• _Assignment_: For the records below, count the lines containing the word "nicht" and reply with the number alone.

• _Records for this task_:
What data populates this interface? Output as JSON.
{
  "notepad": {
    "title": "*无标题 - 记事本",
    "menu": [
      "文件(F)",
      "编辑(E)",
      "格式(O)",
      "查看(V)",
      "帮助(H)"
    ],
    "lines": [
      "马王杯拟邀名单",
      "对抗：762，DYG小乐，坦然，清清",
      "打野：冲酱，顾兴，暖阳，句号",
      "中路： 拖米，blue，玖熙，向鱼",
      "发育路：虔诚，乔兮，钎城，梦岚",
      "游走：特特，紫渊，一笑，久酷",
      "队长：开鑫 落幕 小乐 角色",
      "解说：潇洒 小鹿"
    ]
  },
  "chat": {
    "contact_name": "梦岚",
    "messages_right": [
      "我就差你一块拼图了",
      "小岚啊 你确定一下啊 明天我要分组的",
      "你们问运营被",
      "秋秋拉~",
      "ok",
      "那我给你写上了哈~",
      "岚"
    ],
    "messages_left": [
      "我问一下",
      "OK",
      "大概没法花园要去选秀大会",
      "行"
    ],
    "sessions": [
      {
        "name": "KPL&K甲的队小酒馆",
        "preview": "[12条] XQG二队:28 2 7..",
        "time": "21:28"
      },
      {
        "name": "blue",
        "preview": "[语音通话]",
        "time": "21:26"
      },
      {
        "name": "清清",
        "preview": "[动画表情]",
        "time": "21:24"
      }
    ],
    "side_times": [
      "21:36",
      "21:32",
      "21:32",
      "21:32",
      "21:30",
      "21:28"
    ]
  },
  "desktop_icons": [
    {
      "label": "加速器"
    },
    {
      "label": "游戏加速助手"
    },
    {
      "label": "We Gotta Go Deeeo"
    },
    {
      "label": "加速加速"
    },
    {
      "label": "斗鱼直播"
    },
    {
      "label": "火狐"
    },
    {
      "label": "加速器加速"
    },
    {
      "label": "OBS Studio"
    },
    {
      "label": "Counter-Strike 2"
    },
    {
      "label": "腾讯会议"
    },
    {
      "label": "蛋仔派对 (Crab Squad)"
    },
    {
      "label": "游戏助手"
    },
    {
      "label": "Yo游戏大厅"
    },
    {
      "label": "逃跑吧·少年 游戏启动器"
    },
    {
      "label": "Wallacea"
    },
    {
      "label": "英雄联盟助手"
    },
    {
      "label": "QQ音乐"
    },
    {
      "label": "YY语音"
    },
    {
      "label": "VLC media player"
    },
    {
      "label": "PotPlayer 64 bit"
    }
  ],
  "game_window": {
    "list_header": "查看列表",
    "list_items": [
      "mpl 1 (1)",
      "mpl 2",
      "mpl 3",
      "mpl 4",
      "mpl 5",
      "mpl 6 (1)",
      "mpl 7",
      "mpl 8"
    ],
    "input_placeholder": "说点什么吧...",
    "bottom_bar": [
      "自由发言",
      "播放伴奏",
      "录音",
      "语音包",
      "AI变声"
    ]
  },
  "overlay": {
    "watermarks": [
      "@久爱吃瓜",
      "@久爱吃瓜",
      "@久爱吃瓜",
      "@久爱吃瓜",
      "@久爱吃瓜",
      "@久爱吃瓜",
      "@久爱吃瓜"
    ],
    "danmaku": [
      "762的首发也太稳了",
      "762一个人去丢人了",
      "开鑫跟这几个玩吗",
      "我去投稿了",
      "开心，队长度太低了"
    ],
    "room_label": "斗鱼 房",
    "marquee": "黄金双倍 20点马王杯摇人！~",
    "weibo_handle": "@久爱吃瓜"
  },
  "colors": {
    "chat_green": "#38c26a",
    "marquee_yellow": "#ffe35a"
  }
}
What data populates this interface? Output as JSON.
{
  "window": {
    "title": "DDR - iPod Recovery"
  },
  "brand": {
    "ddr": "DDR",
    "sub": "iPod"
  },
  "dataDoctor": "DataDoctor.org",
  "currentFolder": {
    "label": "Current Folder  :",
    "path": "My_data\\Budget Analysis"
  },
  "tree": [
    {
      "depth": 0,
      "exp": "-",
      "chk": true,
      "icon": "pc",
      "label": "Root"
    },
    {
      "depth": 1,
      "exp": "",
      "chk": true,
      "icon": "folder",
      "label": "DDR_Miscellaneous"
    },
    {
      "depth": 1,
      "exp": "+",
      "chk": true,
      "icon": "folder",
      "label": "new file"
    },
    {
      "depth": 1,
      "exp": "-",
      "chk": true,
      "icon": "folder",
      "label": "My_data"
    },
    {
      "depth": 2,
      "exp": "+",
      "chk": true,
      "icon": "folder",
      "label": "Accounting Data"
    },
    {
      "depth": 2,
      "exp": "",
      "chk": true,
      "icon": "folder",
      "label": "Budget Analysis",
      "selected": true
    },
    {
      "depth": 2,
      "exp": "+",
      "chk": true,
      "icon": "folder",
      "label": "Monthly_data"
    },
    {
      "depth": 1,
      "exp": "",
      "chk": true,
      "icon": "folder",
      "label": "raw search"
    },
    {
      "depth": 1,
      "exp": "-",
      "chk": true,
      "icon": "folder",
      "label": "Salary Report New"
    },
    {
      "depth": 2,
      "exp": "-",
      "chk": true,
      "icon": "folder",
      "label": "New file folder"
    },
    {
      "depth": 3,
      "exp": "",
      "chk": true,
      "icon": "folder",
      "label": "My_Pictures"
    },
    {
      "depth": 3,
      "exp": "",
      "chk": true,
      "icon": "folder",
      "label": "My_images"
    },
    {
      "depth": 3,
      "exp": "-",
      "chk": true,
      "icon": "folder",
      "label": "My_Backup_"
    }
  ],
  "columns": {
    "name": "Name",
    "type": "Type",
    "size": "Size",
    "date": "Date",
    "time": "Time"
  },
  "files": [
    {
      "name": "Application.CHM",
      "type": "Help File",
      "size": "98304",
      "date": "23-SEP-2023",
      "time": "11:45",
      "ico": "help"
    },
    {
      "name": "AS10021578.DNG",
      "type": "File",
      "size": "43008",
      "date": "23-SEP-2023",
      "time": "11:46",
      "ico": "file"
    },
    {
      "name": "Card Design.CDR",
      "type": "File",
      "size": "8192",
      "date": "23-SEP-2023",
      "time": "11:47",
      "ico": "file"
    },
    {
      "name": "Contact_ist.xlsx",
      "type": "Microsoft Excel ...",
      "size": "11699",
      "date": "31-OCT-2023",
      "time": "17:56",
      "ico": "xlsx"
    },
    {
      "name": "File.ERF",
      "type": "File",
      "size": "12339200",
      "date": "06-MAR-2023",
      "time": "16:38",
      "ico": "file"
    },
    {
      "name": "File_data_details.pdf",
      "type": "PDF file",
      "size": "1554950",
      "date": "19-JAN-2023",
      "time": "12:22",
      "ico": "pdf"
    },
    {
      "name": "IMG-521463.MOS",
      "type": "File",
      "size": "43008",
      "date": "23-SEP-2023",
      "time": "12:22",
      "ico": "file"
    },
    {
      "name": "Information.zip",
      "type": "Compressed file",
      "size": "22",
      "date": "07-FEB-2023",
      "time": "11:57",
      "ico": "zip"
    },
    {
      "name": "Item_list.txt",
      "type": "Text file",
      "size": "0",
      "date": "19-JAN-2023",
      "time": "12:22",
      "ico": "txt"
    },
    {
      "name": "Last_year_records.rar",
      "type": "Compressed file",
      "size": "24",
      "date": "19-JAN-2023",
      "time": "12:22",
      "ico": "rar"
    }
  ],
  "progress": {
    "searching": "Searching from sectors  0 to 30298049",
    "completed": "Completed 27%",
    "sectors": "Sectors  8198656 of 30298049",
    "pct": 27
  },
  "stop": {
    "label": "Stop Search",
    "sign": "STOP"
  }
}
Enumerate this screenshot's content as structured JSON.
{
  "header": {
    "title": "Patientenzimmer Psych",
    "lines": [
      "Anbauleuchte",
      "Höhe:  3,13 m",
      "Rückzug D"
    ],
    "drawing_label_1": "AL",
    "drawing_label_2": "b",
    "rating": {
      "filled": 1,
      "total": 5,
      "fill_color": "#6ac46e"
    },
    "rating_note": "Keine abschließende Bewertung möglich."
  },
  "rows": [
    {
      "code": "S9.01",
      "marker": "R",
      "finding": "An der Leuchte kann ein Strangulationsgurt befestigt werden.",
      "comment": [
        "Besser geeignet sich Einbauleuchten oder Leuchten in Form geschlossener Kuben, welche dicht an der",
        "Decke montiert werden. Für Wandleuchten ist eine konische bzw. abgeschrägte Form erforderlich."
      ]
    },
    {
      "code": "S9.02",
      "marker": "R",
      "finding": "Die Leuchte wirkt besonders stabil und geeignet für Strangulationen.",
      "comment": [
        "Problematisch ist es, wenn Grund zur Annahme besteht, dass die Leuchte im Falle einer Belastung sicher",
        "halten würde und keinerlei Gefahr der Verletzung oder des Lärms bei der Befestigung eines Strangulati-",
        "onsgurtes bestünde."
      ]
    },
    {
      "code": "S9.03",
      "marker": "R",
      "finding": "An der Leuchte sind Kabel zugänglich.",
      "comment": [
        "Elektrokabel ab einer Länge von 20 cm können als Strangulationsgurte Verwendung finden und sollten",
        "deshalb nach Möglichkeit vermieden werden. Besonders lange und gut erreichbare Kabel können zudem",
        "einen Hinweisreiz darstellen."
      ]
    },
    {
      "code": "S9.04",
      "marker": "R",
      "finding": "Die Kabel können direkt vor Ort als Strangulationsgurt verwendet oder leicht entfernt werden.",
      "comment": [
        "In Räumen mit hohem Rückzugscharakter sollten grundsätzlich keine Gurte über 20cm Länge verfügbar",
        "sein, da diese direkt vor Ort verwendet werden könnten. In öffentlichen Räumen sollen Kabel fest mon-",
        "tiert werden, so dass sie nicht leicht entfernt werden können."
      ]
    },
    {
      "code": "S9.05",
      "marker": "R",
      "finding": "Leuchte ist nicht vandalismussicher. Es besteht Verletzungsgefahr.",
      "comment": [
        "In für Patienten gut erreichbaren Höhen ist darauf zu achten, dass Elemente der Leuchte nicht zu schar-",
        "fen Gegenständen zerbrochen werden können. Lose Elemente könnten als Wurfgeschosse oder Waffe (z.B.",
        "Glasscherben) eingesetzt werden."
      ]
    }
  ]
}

• _Reply to the exercise_: 3